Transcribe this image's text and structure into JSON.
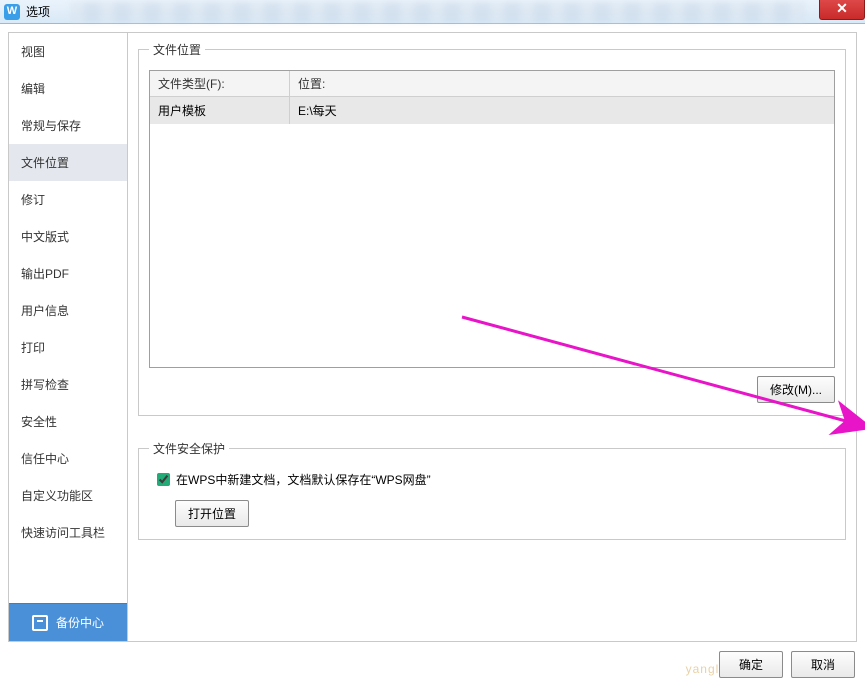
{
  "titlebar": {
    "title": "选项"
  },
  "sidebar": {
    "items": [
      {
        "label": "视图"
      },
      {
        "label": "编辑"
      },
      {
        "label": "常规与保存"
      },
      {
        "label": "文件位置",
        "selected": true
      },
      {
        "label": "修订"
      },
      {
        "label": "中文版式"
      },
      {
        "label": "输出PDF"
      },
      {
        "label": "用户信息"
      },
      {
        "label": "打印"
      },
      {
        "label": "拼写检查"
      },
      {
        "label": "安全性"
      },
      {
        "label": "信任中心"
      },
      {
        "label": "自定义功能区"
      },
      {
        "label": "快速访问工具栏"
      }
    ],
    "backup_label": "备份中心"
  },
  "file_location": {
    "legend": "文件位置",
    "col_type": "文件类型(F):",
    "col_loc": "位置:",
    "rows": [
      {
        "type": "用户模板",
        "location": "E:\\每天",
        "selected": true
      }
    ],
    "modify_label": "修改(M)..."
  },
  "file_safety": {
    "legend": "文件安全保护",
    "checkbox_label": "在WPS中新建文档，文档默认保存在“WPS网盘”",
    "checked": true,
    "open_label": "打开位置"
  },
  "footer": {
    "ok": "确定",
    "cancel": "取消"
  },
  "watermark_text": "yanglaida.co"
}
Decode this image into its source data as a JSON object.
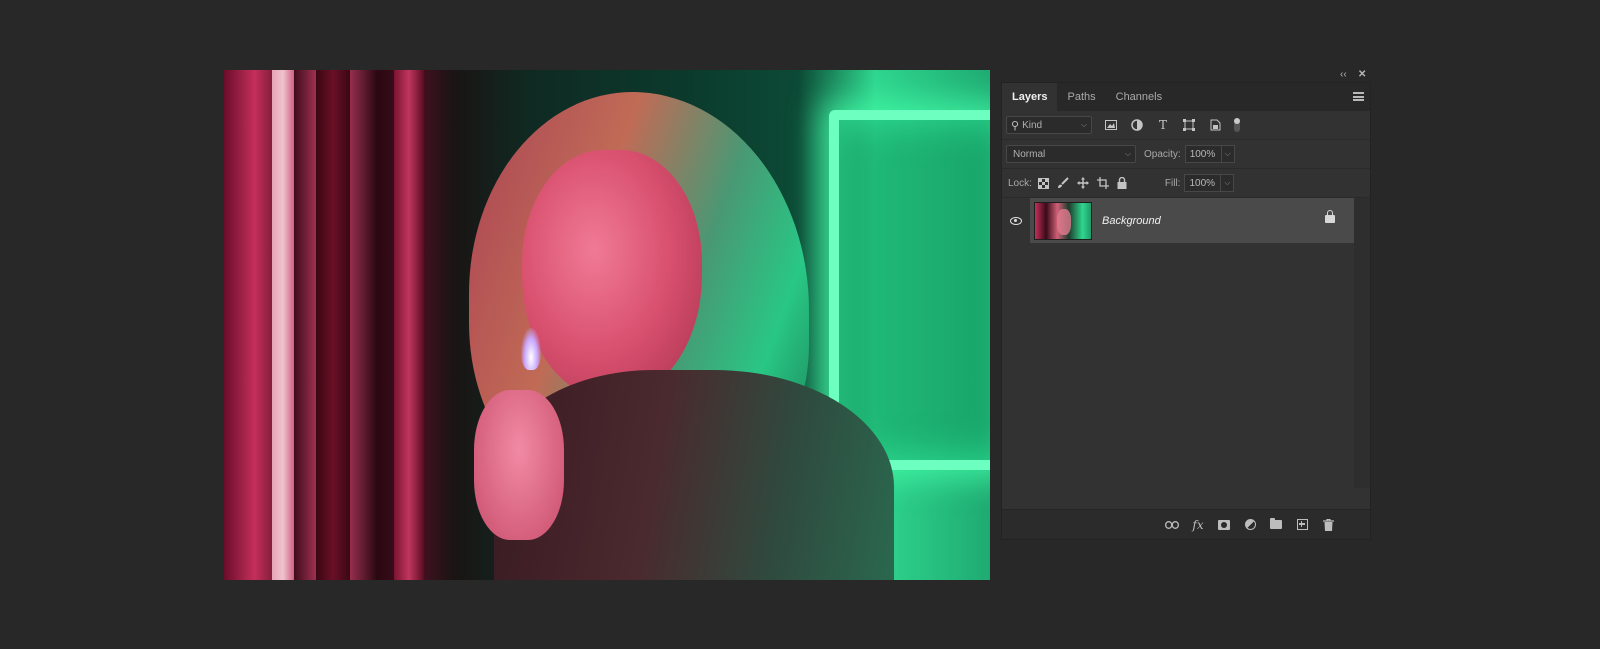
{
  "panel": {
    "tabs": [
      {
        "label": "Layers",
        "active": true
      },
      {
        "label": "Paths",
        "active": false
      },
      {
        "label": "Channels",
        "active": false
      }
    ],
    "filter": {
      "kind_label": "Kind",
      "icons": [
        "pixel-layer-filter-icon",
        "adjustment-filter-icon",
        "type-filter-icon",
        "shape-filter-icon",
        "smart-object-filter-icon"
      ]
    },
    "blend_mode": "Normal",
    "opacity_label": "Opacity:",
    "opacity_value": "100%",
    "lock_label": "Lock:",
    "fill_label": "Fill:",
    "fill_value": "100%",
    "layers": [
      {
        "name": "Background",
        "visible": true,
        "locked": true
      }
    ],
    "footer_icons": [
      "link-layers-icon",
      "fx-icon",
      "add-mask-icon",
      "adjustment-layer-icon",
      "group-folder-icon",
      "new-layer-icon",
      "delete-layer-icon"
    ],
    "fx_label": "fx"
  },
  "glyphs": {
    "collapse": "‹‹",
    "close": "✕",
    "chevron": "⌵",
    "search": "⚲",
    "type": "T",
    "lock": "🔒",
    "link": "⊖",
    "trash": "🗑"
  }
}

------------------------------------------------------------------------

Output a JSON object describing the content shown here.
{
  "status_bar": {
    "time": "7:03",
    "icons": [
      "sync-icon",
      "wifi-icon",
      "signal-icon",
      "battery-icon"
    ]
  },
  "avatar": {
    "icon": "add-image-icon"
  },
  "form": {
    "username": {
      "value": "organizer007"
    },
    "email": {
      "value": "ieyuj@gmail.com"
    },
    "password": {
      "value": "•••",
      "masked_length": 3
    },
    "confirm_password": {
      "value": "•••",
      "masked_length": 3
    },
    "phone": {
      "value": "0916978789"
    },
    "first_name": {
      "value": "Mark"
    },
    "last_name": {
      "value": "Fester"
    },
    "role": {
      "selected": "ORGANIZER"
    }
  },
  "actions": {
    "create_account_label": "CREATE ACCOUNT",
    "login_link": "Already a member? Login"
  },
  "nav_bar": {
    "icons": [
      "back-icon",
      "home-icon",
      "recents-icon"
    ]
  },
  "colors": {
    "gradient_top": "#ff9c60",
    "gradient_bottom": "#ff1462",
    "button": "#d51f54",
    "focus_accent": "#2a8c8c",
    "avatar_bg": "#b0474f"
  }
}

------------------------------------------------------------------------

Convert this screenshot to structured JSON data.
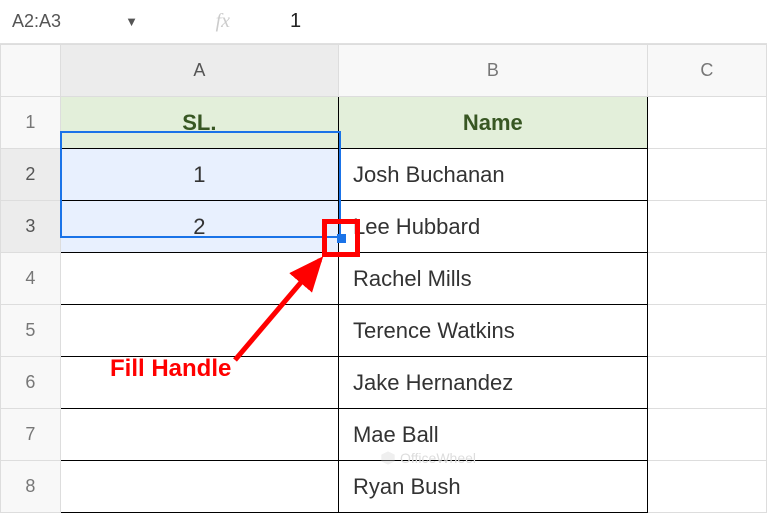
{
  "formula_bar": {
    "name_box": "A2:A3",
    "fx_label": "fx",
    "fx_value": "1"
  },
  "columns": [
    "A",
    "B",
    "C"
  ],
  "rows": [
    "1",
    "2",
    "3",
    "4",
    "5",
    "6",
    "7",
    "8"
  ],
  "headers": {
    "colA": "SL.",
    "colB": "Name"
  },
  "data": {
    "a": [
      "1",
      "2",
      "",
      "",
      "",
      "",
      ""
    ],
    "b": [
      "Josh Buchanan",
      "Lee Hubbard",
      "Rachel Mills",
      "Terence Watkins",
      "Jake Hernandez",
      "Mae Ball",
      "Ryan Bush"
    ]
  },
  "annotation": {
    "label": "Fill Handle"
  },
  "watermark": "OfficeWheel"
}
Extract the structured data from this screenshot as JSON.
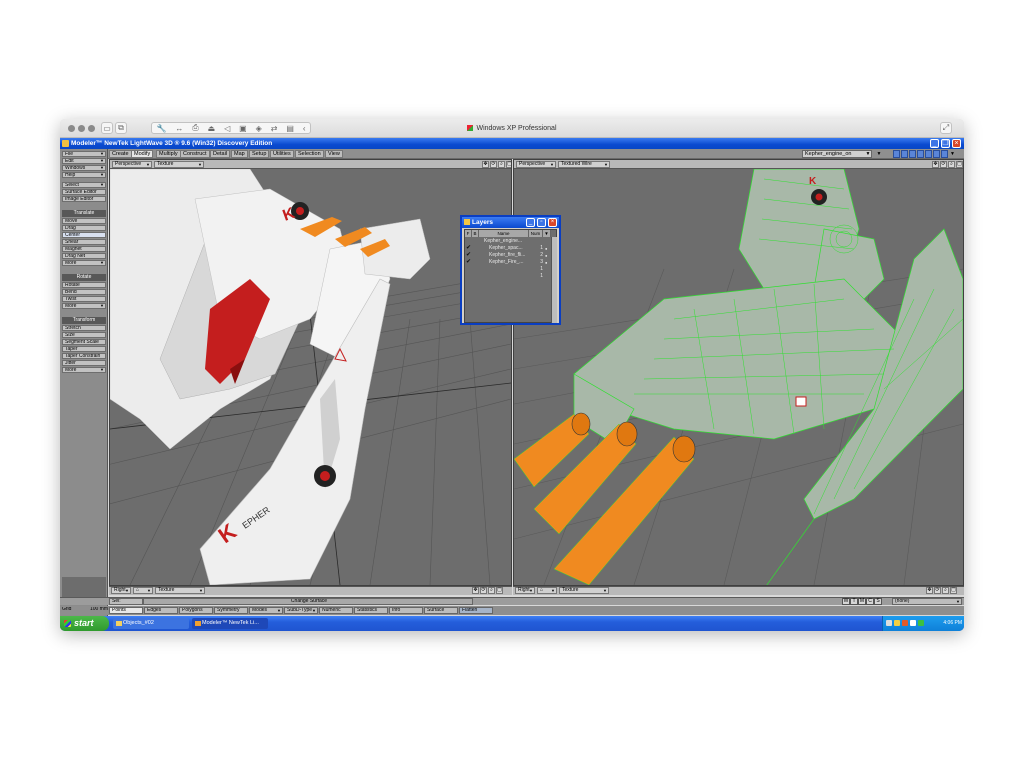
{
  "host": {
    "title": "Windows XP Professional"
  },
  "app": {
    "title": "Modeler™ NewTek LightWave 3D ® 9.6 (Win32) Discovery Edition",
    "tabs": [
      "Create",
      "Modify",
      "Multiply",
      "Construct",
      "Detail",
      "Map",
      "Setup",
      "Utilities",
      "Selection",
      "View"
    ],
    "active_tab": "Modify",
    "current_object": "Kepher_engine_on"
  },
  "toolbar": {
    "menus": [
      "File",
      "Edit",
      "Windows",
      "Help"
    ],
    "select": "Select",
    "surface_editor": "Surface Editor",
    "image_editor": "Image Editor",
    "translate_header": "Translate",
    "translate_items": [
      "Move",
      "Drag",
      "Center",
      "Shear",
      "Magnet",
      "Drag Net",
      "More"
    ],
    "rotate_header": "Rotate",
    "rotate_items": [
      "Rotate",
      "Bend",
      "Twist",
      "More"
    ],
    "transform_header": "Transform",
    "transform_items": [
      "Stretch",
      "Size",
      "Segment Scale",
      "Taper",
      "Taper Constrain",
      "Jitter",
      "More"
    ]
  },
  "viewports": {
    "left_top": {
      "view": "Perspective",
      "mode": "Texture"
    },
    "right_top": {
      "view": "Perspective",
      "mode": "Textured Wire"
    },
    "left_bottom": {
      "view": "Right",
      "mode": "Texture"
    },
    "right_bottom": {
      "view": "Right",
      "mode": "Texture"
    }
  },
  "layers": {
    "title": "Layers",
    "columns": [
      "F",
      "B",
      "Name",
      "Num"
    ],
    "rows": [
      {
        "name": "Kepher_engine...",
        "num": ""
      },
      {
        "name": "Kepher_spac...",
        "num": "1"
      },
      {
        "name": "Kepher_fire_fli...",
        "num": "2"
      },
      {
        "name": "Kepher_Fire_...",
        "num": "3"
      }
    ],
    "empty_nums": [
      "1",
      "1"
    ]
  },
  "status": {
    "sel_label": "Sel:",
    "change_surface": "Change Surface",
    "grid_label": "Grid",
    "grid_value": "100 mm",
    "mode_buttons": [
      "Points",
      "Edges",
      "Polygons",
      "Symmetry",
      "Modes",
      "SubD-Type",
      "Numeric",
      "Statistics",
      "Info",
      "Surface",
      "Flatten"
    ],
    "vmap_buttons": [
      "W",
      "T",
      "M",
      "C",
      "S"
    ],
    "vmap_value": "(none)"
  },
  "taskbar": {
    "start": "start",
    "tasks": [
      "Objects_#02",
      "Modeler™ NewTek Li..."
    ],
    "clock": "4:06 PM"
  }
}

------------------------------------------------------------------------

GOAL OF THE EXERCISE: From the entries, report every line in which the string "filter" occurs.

RESPONSE TO THE EXERCISE:
    "filter": {
        "pixel-layer-filter-icon",
        "adjustment-filter-icon",
        "type-filter-icon",
        "shape-filter-icon",
        "smart-object-filter-icon"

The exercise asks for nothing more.